by Kevin Powers
If there's one thing that stuck with me after watching the 2013 indie-ish Kings of Summer, it is the rekindling of my passion for MGMT's 2007 song "The Youth." I got to thinking earlier today about how I am best "turned on" to music. For me, I connect best with songs that are matched with certain images and experiences. As soon as I see a movie with a good soundtrack, I instantly begin seeking out the music from that movie. This movie has some great tunes on its soundtrack. That is for sure.
If there's another thing that stuck with me, it is this: Jordan Vogt-Roberts is a promising up-and-coming director. There are some great moments in this movie, some beautifully photographed moving imagery. It is also a quite funny movie. I literally LOL'd in some places. Yet, in the end, it doesn't come together as a totally believable story, though it could have.
Directed by Jordan Vogt-Roberts
Written by Chris Galletta
Starring Nick Roberts, Gabriel Basso, Moises Arias, Nick Offerman, and Erin Moriarty
The Kings of Summer stars three young actors that are just really good. They are Nick Roberts (Joe), Gabriel Basso (Patrick), and the absolutely brilliant Moises Arias (Biaggio). The three leads are suffering at the hands of their annoying and/or overpowering parents. Joe, whose mother passed away, lives under the rules of a hard, authoritarian father played by Nick Offerman. This is a perfect role for Offerman, who is known as the deadpan, dry-witted Ron Swanson on the great NBC comedy series Parks and Recreation. Patrick is constantly annoyed at home by his overbearing and annoying mother and father (Megan Mullally and Marc Evan Jackson). And Biaggio, well, he just sort of shows up out of nowhere and steals the whole show.

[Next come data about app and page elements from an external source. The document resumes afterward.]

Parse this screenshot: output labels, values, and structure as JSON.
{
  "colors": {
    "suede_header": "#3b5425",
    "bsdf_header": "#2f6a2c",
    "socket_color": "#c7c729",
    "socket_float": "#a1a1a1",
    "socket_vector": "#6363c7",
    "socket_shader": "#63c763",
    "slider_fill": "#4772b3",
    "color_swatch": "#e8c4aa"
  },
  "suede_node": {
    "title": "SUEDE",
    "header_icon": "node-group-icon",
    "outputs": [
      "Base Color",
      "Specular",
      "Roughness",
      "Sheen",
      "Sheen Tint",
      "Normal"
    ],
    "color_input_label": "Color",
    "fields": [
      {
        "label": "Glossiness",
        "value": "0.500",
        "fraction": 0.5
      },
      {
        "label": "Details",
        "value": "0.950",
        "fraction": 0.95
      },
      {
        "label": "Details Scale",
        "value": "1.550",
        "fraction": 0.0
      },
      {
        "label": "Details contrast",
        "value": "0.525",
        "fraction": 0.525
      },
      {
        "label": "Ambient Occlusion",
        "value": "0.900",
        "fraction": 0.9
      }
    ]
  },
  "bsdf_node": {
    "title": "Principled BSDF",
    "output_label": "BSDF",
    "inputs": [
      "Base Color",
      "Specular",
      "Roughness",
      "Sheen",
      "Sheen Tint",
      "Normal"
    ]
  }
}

Having made it to the last days of school, Joe gets an idea. Let's move out into the wood and build a place of our own. Patrick reluctantly agrees to join in. Biaggio is already there, out of nowhere, like I said. The three build their own digs out in the woods and really just sort of Walden this thing out complete with indoor slide, mailbox, and freshly-roasted Boston Market chickens.
Some of the best, and funniest, scenes in the movie feature Joe's dad Frank (Offerman) and sister Heather (Alison Brie), who is newly married to Colin (Eugene Cordero). There is a bit about wontons that is just brilliant, and there's also a Monopoly game that goes to unheard of places that will have you rolling. There is also some great humor to be found in Biaggio, the McLovin of the picture, who spouts out one-liners from a sort of Judd Apatow-Woody Allen hybrid. Some land, some don't. However, the presence of this guy in the movie makes the whole thing worth watching.
I also rather enjoyed the house-building sequence and the boys-running-wild-in-the-woods montages. These sequences show great promise from a new filmmaker in Jordan Vogt-Roberts. He is very good with natural light. Sun shining through the trees, etc. I look forward to seeing more films in this vein from a talented director.
What I really didn't like about this movie was the girl-of-Joe's-dreams character. She is Kelly (Erin Moriarty). It's not that she's bad or anything. And I'm not even mad about the truths about life and love that she brings to Joe's table. I just don't feel like this movie deserved to do what it does with her arc, if you will. It is odd to me, though I've experience the exact sort of fickle girl stuff in my life. I won't be too specific, but I invite you to watch and see for yourself.
The Kings of Summer is one of the Sundance movies that sits on the edge of indie and mainstream. I actually wish it had made up its mind. Much of the humor is reminiscent of Superbad, with its inept cop characters and party scenes. In fact, I was glad that the lake party was actually broken up. I hate it when movies allow teenage characters to have huge parties with no neighbor complaints or police bust-ups. At the end of this movie, I was happy I'd laughed so much and very happy that the soundtrack had so much to offer along with some well-directed sequences. I just didn't feel like the emotions it tried to convey came through like they could have. I wanted to go back and put in some more development, especially with the seemingly brotherly relationship between Joe and Patrick as well as with the Kelly character. What can I say? Dammit! I want my cake, and I want to eat it, too!